# Data extracted from a collection

Start of Block

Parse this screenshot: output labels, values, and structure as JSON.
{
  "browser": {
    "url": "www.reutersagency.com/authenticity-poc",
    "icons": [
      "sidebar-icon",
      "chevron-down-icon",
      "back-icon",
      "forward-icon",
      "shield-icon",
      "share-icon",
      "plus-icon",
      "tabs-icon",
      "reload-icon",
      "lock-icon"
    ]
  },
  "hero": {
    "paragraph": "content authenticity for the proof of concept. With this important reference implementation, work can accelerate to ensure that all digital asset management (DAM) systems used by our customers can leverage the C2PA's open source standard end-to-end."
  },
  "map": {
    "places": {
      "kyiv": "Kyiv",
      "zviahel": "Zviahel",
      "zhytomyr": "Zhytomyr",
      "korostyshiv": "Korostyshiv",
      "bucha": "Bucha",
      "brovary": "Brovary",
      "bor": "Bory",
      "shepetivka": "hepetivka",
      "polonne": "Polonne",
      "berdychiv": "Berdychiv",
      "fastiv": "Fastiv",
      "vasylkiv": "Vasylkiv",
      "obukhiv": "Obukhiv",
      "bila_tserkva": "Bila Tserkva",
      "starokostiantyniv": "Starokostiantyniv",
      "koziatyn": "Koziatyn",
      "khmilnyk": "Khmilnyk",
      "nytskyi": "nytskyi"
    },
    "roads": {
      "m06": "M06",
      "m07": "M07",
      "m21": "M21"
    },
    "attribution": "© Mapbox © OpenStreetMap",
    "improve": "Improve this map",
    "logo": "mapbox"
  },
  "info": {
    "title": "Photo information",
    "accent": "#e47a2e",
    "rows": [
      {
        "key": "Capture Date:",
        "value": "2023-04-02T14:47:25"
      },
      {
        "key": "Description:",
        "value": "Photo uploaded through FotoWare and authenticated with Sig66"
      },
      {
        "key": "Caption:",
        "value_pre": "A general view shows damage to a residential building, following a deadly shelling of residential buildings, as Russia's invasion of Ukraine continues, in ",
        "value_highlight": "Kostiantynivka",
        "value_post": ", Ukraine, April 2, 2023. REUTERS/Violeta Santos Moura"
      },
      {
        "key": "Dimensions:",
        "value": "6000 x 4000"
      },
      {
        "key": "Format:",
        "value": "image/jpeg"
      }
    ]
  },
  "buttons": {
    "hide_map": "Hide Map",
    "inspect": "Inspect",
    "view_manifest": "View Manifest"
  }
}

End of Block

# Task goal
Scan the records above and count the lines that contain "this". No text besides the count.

# Result
3